= Beginning of Section =
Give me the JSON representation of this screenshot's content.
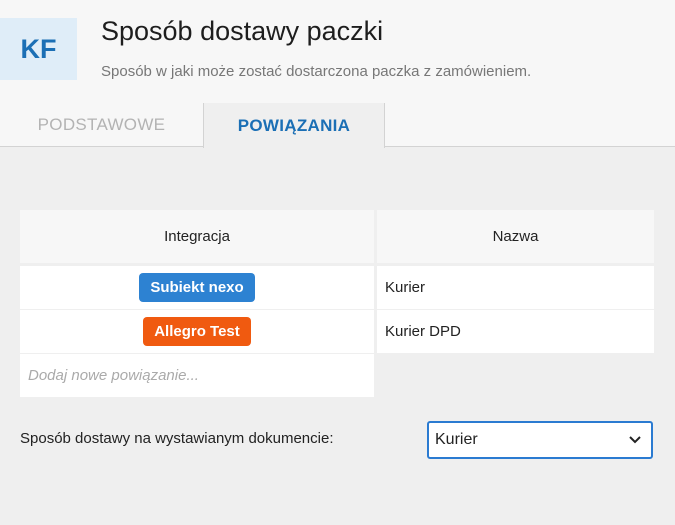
{
  "header": {
    "badge": "KF",
    "title": "Sposób dostawy paczki",
    "subtitle": "Sposób w jaki może zostać dostarczona paczka z zamówieniem."
  },
  "tabs": [
    {
      "label": "PODSTAWOWE",
      "active": false
    },
    {
      "label": "POWIĄZANIA",
      "active": true
    }
  ],
  "table": {
    "columns": [
      "Integracja",
      "Nazwa"
    ],
    "rows": [
      {
        "integration": "Subiekt nexo",
        "integration_color": "#2d82d2",
        "name": "Kurier"
      },
      {
        "integration": "Allegro Test",
        "integration_color": "#f05a10",
        "name": "Kurier DPD"
      }
    ],
    "add_placeholder": "Dodaj nowe powiązanie..."
  },
  "document_delivery": {
    "label": "Sposób dostawy na wystawianym dokumencie:",
    "selected": "Kurier"
  },
  "colors": {
    "accent": "#1b6fb5"
  }
}
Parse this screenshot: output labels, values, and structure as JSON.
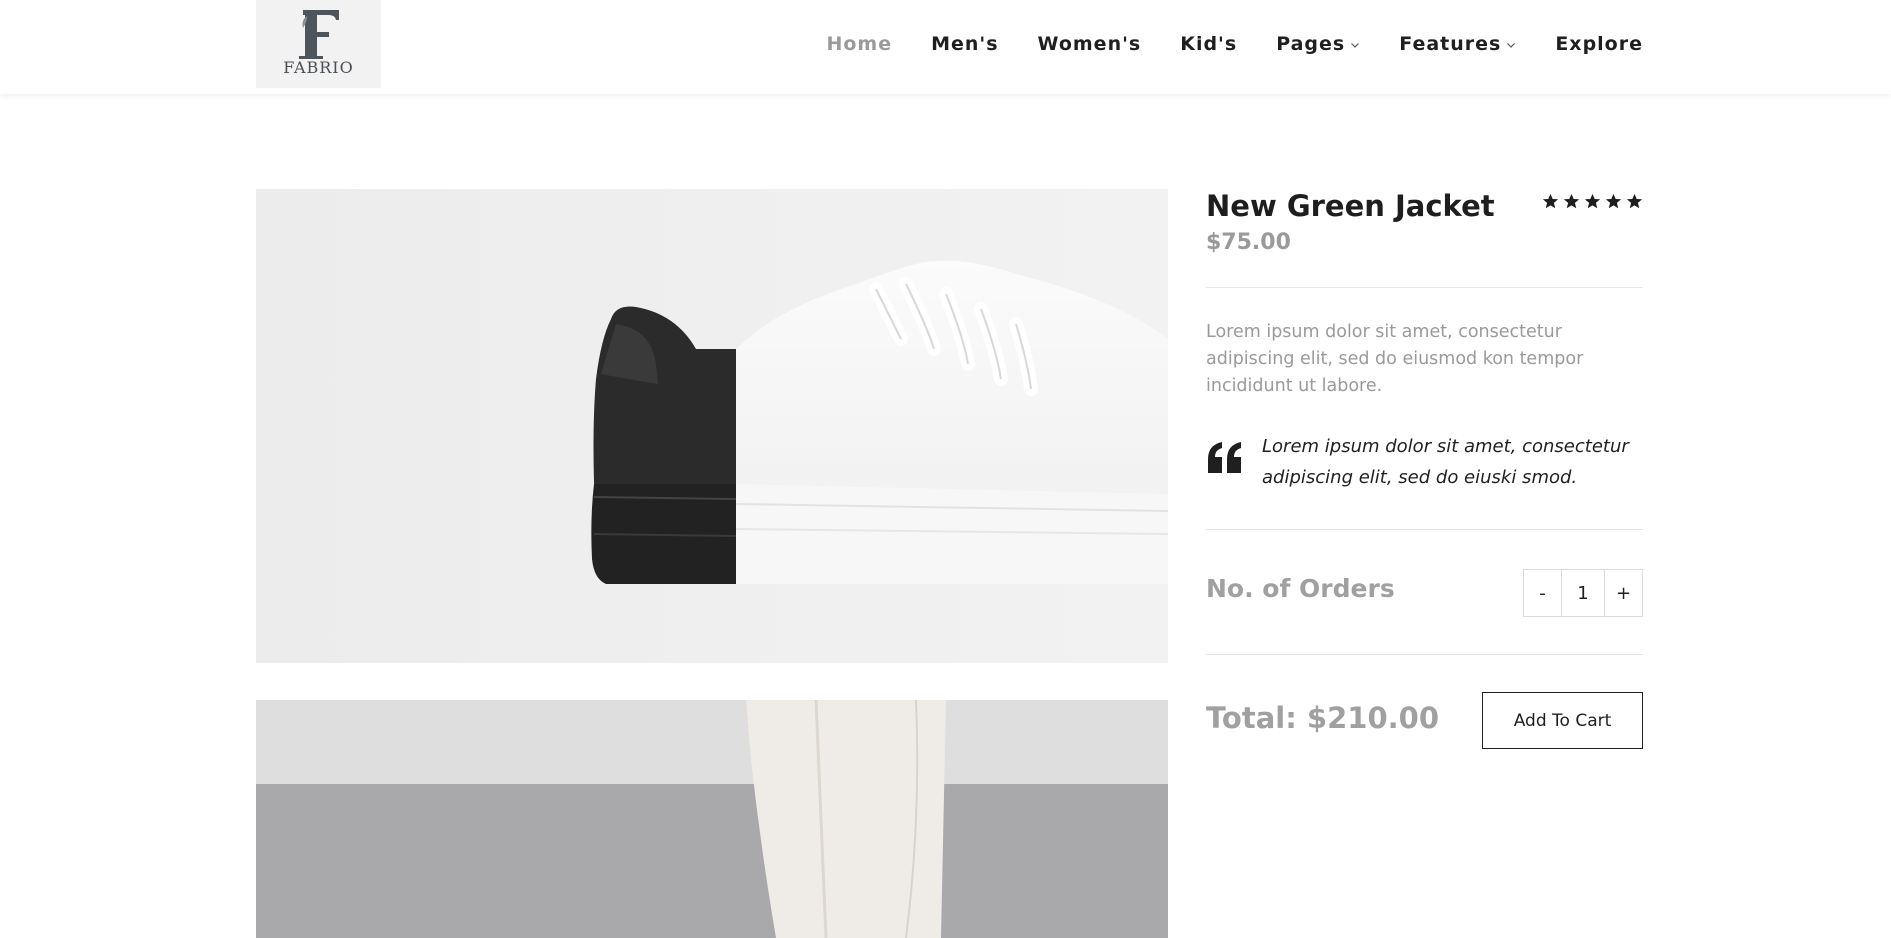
{
  "brand": {
    "logo_text": "FABRIO"
  },
  "nav": {
    "items": [
      {
        "label": "Home"
      },
      {
        "label": "Men's"
      },
      {
        "label": "Women's"
      },
      {
        "label": "Kid's"
      },
      {
        "label": "Pages"
      },
      {
        "label": "Features"
      },
      {
        "label": "Explore"
      }
    ]
  },
  "product": {
    "title": "New Green Jacket",
    "rating": 5,
    "rating_max": 5,
    "price": "$75.00",
    "description": "Lorem ipsum dolor sit amet, consectetur adipiscing elit, sed do eiusmod kon tempor incididunt ut labore.",
    "quote": "Lorem ipsum dolor sit amet, consectetur adipiscing elit, sed do eiuski smod.",
    "orders_label": "No. of Orders",
    "quantity": "1",
    "minus_label": "-",
    "plus_label": "+",
    "total": "Total: $210.00",
    "add_to_cart": "Add To Cart"
  },
  "colors": {
    "text_dark": "#1f1f1f",
    "text_muted": "#9a9a9a",
    "nav_active": "#9a9a9a",
    "divider": "#e6e6e6"
  }
}
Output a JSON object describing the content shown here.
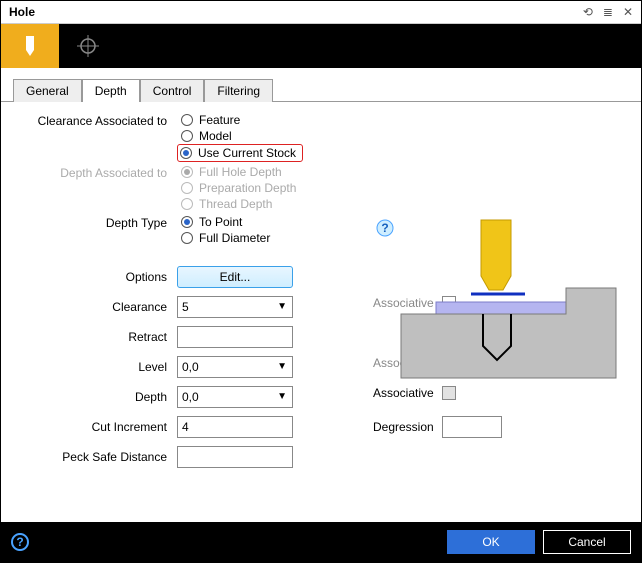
{
  "window": {
    "title": "Hole"
  },
  "tabs": {
    "t0": "General",
    "t1": "Depth",
    "t2": "Control",
    "t3": "Filtering"
  },
  "groups": {
    "clearanceAssoc": {
      "label": "Clearance Associated to",
      "opt0": "Feature",
      "opt1": "Model",
      "opt2": "Use Current Stock"
    },
    "depthAssoc": {
      "label": "Depth Associated to",
      "opt0": "Full Hole Depth",
      "opt1": "Preparation Depth",
      "opt2": "Thread Depth"
    },
    "depthType": {
      "label": "Depth Type",
      "opt0": "To Point",
      "opt1": "Full Diameter"
    }
  },
  "form": {
    "optionsLabel": "Options",
    "editLabel": "Edit...",
    "clearanceLabel": "Clearance",
    "clearanceValue": "5",
    "retractLabel": "Retract",
    "retractValue": "",
    "levelLabel": "Level",
    "levelValue": "0,0",
    "depthLabel": "Depth",
    "depthValue": "0,0",
    "cutIncrLabel": "Cut Increment",
    "cutIncrValue": "4",
    "peckLabel": "Peck Safe Distance",
    "peckValue": "",
    "assocLabel": "Associative",
    "degressionLabel": "Degression",
    "degressionValue": ""
  },
  "footer": {
    "ok": "OK",
    "cancel": "Cancel"
  }
}
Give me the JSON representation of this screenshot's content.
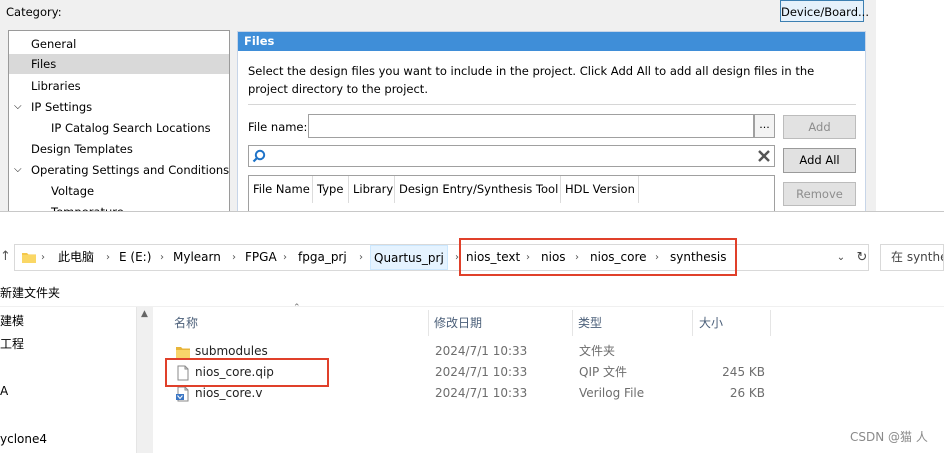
{
  "dialog": {
    "category_label": "Category:",
    "device_button": "Device/Board...",
    "tree": [
      {
        "label": "General",
        "selected": false
      },
      {
        "label": "Files",
        "selected": true
      },
      {
        "label": "Libraries",
        "selected": false
      },
      {
        "label": "IP Settings",
        "selected": false
      },
      {
        "label": "IP Catalog Search Locations",
        "selected": false
      },
      {
        "label": "Design Templates",
        "selected": false
      },
      {
        "label": "Operating Settings and Conditions",
        "selected": false
      },
      {
        "label": "Voltage",
        "selected": false
      },
      {
        "label": "Temperature",
        "selected": false
      }
    ],
    "files_panel": {
      "title": "Files",
      "description": "Select the design files you want to include in the project. Click Add All to add all design files in the project directory to the project.",
      "filename_label": "File name:",
      "filename_value": "",
      "browse_label": "...",
      "add_label": "Add",
      "add_all_label": "Add All",
      "remove_label": "Remove",
      "search_value": "",
      "columns": [
        "File Name",
        "Type",
        "Library",
        "Design Entry/Synthesis Tool",
        "HDL Version"
      ]
    }
  },
  "explorer": {
    "breadcrumbs": [
      "此电脑",
      "E (E:)",
      "Mylearn",
      "FPGA",
      "fpga_prj",
      "Quartus_prj",
      "nios_text",
      "nios",
      "nios_core",
      "synthesis"
    ],
    "search_placeholder": "在 synthe",
    "toolbar_new_folder": "新建文件夹",
    "nav_items": [
      "建模",
      "工程",
      "A",
      "yclone4"
    ],
    "columns": {
      "name": "名称",
      "date": "修改日期",
      "type": "类型",
      "size": "大小"
    },
    "files": [
      {
        "name": "submodules",
        "date": "2024/7/1 10:33",
        "type": "文件夹",
        "size": "",
        "icon": "folder-icon"
      },
      {
        "name": "nios_core.qip",
        "date": "2024/7/1 10:33",
        "type": "QIP 文件",
        "size": "245 KB",
        "icon": "file-icon"
      },
      {
        "name": "nios_core.v",
        "date": "2024/7/1 10:33",
        "type": "Verilog File",
        "size": "26 KB",
        "icon": "verilog-file-icon"
      }
    ]
  },
  "colors": {
    "highlight": "#e0402a",
    "header_blue": "#3f8ed8"
  },
  "watermark": "CSDN @猫 人"
}
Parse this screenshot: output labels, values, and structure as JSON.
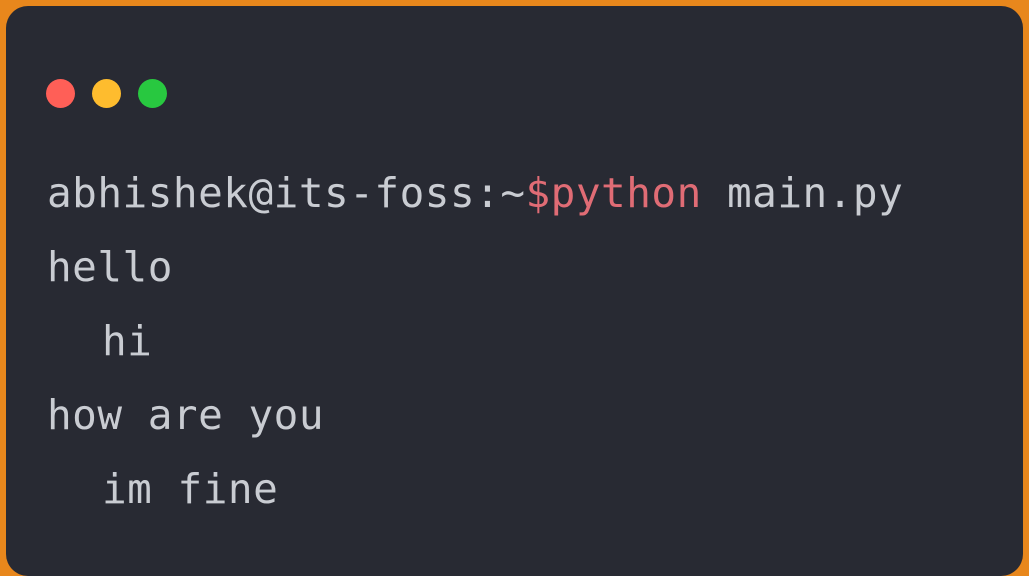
{
  "window": {
    "controls": [
      {
        "name": "close",
        "color": "#ff5f57"
      },
      {
        "name": "minimize",
        "color": "#febc2e"
      },
      {
        "name": "maximize",
        "color": "#28c840"
      }
    ]
  },
  "terminal": {
    "prompt": "abhishek@its-foss:~",
    "command_keyword": "$python",
    "command_args": " main.py",
    "output_lines": [
      "hello",
      "hi",
      "how are you",
      "im fine"
    ]
  },
  "colors": {
    "border": "#e8871c",
    "background": "#282a33",
    "text": "#c9ccd2",
    "keyword": "#e06c75"
  }
}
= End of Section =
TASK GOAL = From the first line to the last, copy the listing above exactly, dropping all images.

TASK SOLUTION =
Give me the JSON representation of this screenshot's content.
{
  "header": {
    "badge": "KF",
    "title": "Sposób dostawy paczki",
    "subtitle": "Sposób w jaki może zostać dostarczona paczka z zamówieniem."
  },
  "tabs": [
    {
      "label": "PODSTAWOWE",
      "active": false
    },
    {
      "label": "POWIĄZANIA",
      "active": true
    }
  ],
  "table": {
    "columns": [
      "Integracja",
      "Nazwa"
    ],
    "rows": [
      {
        "integration": "Subiekt nexo",
        "integration_color": "#2d82d2",
        "name": "Kurier"
      },
      {
        "integration": "Allegro Test",
        "integration_color": "#f05a10",
        "name": "Kurier DPD"
      }
    ],
    "add_placeholder": "Dodaj nowe powiązanie..."
  },
  "document_delivery": {
    "label": "Sposób dostawy na wystawianym dokumencie:",
    "selected": "Kurier"
  },
  "colors": {
    "accent": "#1b6fb5"
  }
}
Parse this screenshot: output labels, values, and structure as JSON.
{
  "brand": {
    "logo_text": "FABRIO"
  },
  "nav": {
    "items": [
      {
        "label": "Home"
      },
      {
        "label": "Men's"
      },
      {
        "label": "Women's"
      },
      {
        "label": "Kid's"
      },
      {
        "label": "Pages"
      },
      {
        "label": "Features"
      },
      {
        "label": "Explore"
      }
    ]
  },
  "product": {
    "title": "New Green Jacket",
    "rating": 5,
    "rating_max": 5,
    "price": "$75.00",
    "description": "Lorem ipsum dolor sit amet, consectetur adipiscing elit, sed do eiusmod kon tempor incididunt ut labore.",
    "quote": "Lorem ipsum dolor sit amet, consectetur adipiscing elit, sed do eiuski smod.",
    "orders_label": "No. of Orders",
    "quantity": "1",
    "minus_label": "-",
    "plus_label": "+",
    "total": "Total: $210.00",
    "add_to_cart": "Add To Cart"
  },
  "colors": {
    "text_dark": "#1f1f1f",
    "text_muted": "#9a9a9a",
    "nav_active": "#9a9a9a",
    "divider": "#e6e6e6"
  }
}
Output a JSON object describing the content shown here.
{
  "window": {
    "title": "Hole"
  },
  "tabs": {
    "t0": "General",
    "t1": "Depth",
    "t2": "Control",
    "t3": "Filtering"
  },
  "groups": {
    "clearanceAssoc": {
      "label": "Clearance Associated to",
      "opt0": "Feature",
      "opt1": "Model",
      "opt2": "Use Current Stock"
    },
    "depthAssoc": {
      "label": "Depth Associated to",
      "opt0": "Full Hole Depth",
      "opt1": "Preparation Depth",
      "opt2": "Thread Depth"
    },
    "depthType": {
      "label": "Depth Type",
      "opt0": "To Point",
      "opt1": "Full Diameter"
    }
  },
  "form": {
    "optionsLabel": "Options",
    "editLabel": "Edit...",
    "clearanceLabel": "Clearance",
    "clearanceValue": "5",
    "retractLabel": "Retract",
    "retractValue": "",
    "levelLabel": "Level",
    "levelValue": "0,0",
    "depthLabel": "Depth",
    "depthValue": "0,0",
    "cutIncrLabel": "Cut Increment",
    "cutIncrValue": "4",
    "peckLabel": "Peck Safe Distance",
    "peckValue": "",
    "assocLabel": "Associative",
    "degressionLabel": "Degression",
    "degressionValue": ""
  },
  "footer": {
    "ok": "OK",
    "cancel": "Cancel"
  }
}
Give me the JSON representation of this screenshot's content.
{
  "dialog": {
    "category_label": "Category:",
    "device_button": "Device/Board...",
    "tree": [
      {
        "label": "General",
        "selected": false
      },
      {
        "label": "Files",
        "selected": true
      },
      {
        "label": "Libraries",
        "selected": false
      },
      {
        "label": "IP Settings",
        "selected": false
      },
      {
        "label": "IP Catalog Search Locations",
        "selected": false
      },
      {
        "label": "Design Templates",
        "selected": false
      },
      {
        "label": "Operating Settings and Conditions",
        "selected": false
      },
      {
        "label": "Voltage",
        "selected": false
      },
      {
        "label": "Temperature",
        "selected": false
      }
    ],
    "files_panel": {
      "title": "Files",
      "description": "Select the design files you want to include in the project. Click Add All to add all design files in the project directory to the project.",
      "filename_label": "File name:",
      "filename_value": "",
      "browse_label": "...",
      "add_label": "Add",
      "add_all_label": "Add All",
      "remove_label": "Remove",
      "search_value": "",
      "columns": [
        "File Name",
        "Type",
        "Library",
        "Design Entry/Synthesis Tool",
        "HDL Version"
      ]
    }
  },
  "explorer": {
    "breadcrumbs": [
      "此电脑",
      "E (E:)",
      "Mylearn",
      "FPGA",
      "fpga_prj",
      "Quartus_prj",
      "nios_text",
      "nios",
      "nios_core",
      "synthesis"
    ],
    "search_placeholder": "在 synthe",
    "toolbar_new_folder": "新建文件夹",
    "nav_items": [
      "建模",
      "工程",
      "A",
      "yclone4"
    ],
    "columns": {
      "name": "名称",
      "date": "修改日期",
      "type": "类型",
      "size": "大小"
    },
    "files": [
      {
        "name": "submodules",
        "date": "2024/7/1 10:33",
        "type": "文件夹",
        "size": "",
        "icon": "folder-icon"
      },
      {
        "name": "nios_core.qip",
        "date": "2024/7/1 10:33",
        "type": "QIP 文件",
        "size": "245 KB",
        "icon": "file-icon"
      },
      {
        "name": "nios_core.v",
        "date": "2024/7/1 10:33",
        "type": "Verilog File",
        "size": "26 KB",
        "icon": "verilog-file-icon"
      }
    ]
  },
  "colors": {
    "highlight": "#e0402a",
    "header_blue": "#3f8ed8"
  },
  "watermark": "CSDN @猫 人"
}
Parse this screenshot: output labels, values, and structure as JSON.
{
  "window": {
    "controls": [
      {
        "name": "close",
        "color": "#ff5f57"
      },
      {
        "name": "minimize",
        "color": "#febc2e"
      },
      {
        "name": "maximize",
        "color": "#28c840"
      }
    ]
  },
  "terminal": {
    "prompt": "abhishek@its-foss:~",
    "command_keyword": "$python",
    "command_args": " main.py",
    "output_lines": [
      "hello",
      "hi",
      "how are you",
      "im fine"
    ]
  },
  "colors": {
    "border": "#e8871c",
    "background": "#282a33",
    "text": "#c9ccd2",
    "keyword": "#e06c75"
  }
}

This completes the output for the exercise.